Global and Out of Control
Lynn M. LoPucki
University of California, Los Angeles (UCLA) - School of Law
American Bankruptcy Law Journal, Vol. 79, June 2005
Multinational bankruptcy cases have tremendous potential for forum shopping because changing forum country also changes the law that will determine the debtor's remedies and the creditors' priorities. That potential has been held in check by the multinational companies' need that the courts of other countries recognize the decree of the forum court. Thus, the need for recognition is the lynchpin that holds forum shopping largely in check.
Many of the world's leading bankruptcy professionals are now seeking to eliminate the recognition requirement by adopting universalist laws and regulations. This paper briefly describes three such efforts. First, the European Union has adopted a regulation, effective in 2002, requiring EU countries to recognize multinational bankruptcies filed in the debtor's home country (provided that country is in the EU). Second, UNCITRAL has promulgated, and the U.S. is about to adopt, a Model Law that encourages recognition of multinational bankruptcies filed in the debtor's home country. Third, the American Law Institute has promulgated Principles of Cooperation in Transnational Insolvency Cases that, when combined with the Model Law, make recognition of home country multinational bankruptcies effectively mandatory.
This paper was initially published as Chapter 8 of Courting Failure: How Competition for Big Cases Is Corrupting the Bankruptcy Courts (2005). Other chapters of the book describe forum shopping and court competition in and to the U.S. This paper describes rampant forum shopping and court competition in European Union cases since the adoption of the regulation. It predicts that worldwide rampant forum shopping and court competition will result from the adoption of the Model Law, and explains how that will occur.
Universalist bankruptcy laws lead to forum shopping because multinational companies do not have home countries in any meaningful sense and, to the extent that they do, they can easily change them to gain legal advantage over their creditors. The paper speculates that some universalists are deliberately seeking to throw the international bankruptcy system into chaos in order to force countries to rapidly harmonize their laws (which will reduce the incentives for forum shopping). What the Universalists have not anticipated, however, is the potential for a race to the bottom as courts and countries compete for the multibillion dollar business of multinational bankruptcy.

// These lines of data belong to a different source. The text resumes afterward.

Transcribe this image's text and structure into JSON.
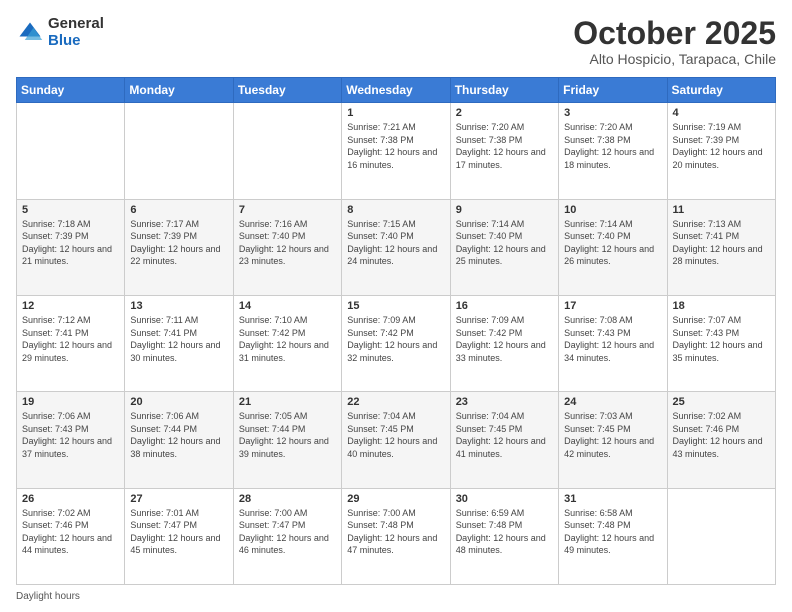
{
  "header": {
    "logo_general": "General",
    "logo_blue": "Blue",
    "month_title": "October 2025",
    "subtitle": "Alto Hospicio, Tarapaca, Chile"
  },
  "days_of_week": [
    "Sunday",
    "Monday",
    "Tuesday",
    "Wednesday",
    "Thursday",
    "Friday",
    "Saturday"
  ],
  "weeks": [
    [
      {
        "day": "",
        "info": ""
      },
      {
        "day": "",
        "info": ""
      },
      {
        "day": "",
        "info": ""
      },
      {
        "day": "1",
        "info": "Sunrise: 7:21 AM\nSunset: 7:38 PM\nDaylight: 12 hours and 16 minutes."
      },
      {
        "day": "2",
        "info": "Sunrise: 7:20 AM\nSunset: 7:38 PM\nDaylight: 12 hours and 17 minutes."
      },
      {
        "day": "3",
        "info": "Sunrise: 7:20 AM\nSunset: 7:38 PM\nDaylight: 12 hours and 18 minutes."
      },
      {
        "day": "4",
        "info": "Sunrise: 7:19 AM\nSunset: 7:39 PM\nDaylight: 12 hours and 20 minutes."
      }
    ],
    [
      {
        "day": "5",
        "info": "Sunrise: 7:18 AM\nSunset: 7:39 PM\nDaylight: 12 hours and 21 minutes."
      },
      {
        "day": "6",
        "info": "Sunrise: 7:17 AM\nSunset: 7:39 PM\nDaylight: 12 hours and 22 minutes."
      },
      {
        "day": "7",
        "info": "Sunrise: 7:16 AM\nSunset: 7:40 PM\nDaylight: 12 hours and 23 minutes."
      },
      {
        "day": "8",
        "info": "Sunrise: 7:15 AM\nSunset: 7:40 PM\nDaylight: 12 hours and 24 minutes."
      },
      {
        "day": "9",
        "info": "Sunrise: 7:14 AM\nSunset: 7:40 PM\nDaylight: 12 hours and 25 minutes."
      },
      {
        "day": "10",
        "info": "Sunrise: 7:14 AM\nSunset: 7:40 PM\nDaylight: 12 hours and 26 minutes."
      },
      {
        "day": "11",
        "info": "Sunrise: 7:13 AM\nSunset: 7:41 PM\nDaylight: 12 hours and 28 minutes."
      }
    ],
    [
      {
        "day": "12",
        "info": "Sunrise: 7:12 AM\nSunset: 7:41 PM\nDaylight: 12 hours and 29 minutes."
      },
      {
        "day": "13",
        "info": "Sunrise: 7:11 AM\nSunset: 7:41 PM\nDaylight: 12 hours and 30 minutes."
      },
      {
        "day": "14",
        "info": "Sunrise: 7:10 AM\nSunset: 7:42 PM\nDaylight: 12 hours and 31 minutes."
      },
      {
        "day": "15",
        "info": "Sunrise: 7:09 AM\nSunset: 7:42 PM\nDaylight: 12 hours and 32 minutes."
      },
      {
        "day": "16",
        "info": "Sunrise: 7:09 AM\nSunset: 7:42 PM\nDaylight: 12 hours and 33 minutes."
      },
      {
        "day": "17",
        "info": "Sunrise: 7:08 AM\nSunset: 7:43 PM\nDaylight: 12 hours and 34 minutes."
      },
      {
        "day": "18",
        "info": "Sunrise: 7:07 AM\nSunset: 7:43 PM\nDaylight: 12 hours and 35 minutes."
      }
    ],
    [
      {
        "day": "19",
        "info": "Sunrise: 7:06 AM\nSunset: 7:43 PM\nDaylight: 12 hours and 37 minutes."
      },
      {
        "day": "20",
        "info": "Sunrise: 7:06 AM\nSunset: 7:44 PM\nDaylight: 12 hours and 38 minutes."
      },
      {
        "day": "21",
        "info": "Sunrise: 7:05 AM\nSunset: 7:44 PM\nDaylight: 12 hours and 39 minutes."
      },
      {
        "day": "22",
        "info": "Sunrise: 7:04 AM\nSunset: 7:45 PM\nDaylight: 12 hours and 40 minutes."
      },
      {
        "day": "23",
        "info": "Sunrise: 7:04 AM\nSunset: 7:45 PM\nDaylight: 12 hours and 41 minutes."
      },
      {
        "day": "24",
        "info": "Sunrise: 7:03 AM\nSunset: 7:45 PM\nDaylight: 12 hours and 42 minutes."
      },
      {
        "day": "25",
        "info": "Sunrise: 7:02 AM\nSunset: 7:46 PM\nDaylight: 12 hours and 43 minutes."
      }
    ],
    [
      {
        "day": "26",
        "info": "Sunrise: 7:02 AM\nSunset: 7:46 PM\nDaylight: 12 hours and 44 minutes."
      },
      {
        "day": "27",
        "info": "Sunrise: 7:01 AM\nSunset: 7:47 PM\nDaylight: 12 hours and 45 minutes."
      },
      {
        "day": "28",
        "info": "Sunrise: 7:00 AM\nSunset: 7:47 PM\nDaylight: 12 hours and 46 minutes."
      },
      {
        "day": "29",
        "info": "Sunrise: 7:00 AM\nSunset: 7:48 PM\nDaylight: 12 hours and 47 minutes."
      },
      {
        "day": "30",
        "info": "Sunrise: 6:59 AM\nSunset: 7:48 PM\nDaylight: 12 hours and 48 minutes."
      },
      {
        "day": "31",
        "info": "Sunrise: 6:58 AM\nSunset: 7:48 PM\nDaylight: 12 hours and 49 minutes."
      },
      {
        "day": "",
        "info": ""
      }
    ]
  ],
  "footer": {
    "daylight_label": "Daylight hours"
  }
}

Number of Pages in PDF File: 21
Keywords: bankruptcy, forum shopping, court competition, competition, universalism, European Union, UNCITRAL, insolvency
JEL Classification: K10, K22, K33, K41, K42, K29, K19
Date posted: March 30, 2005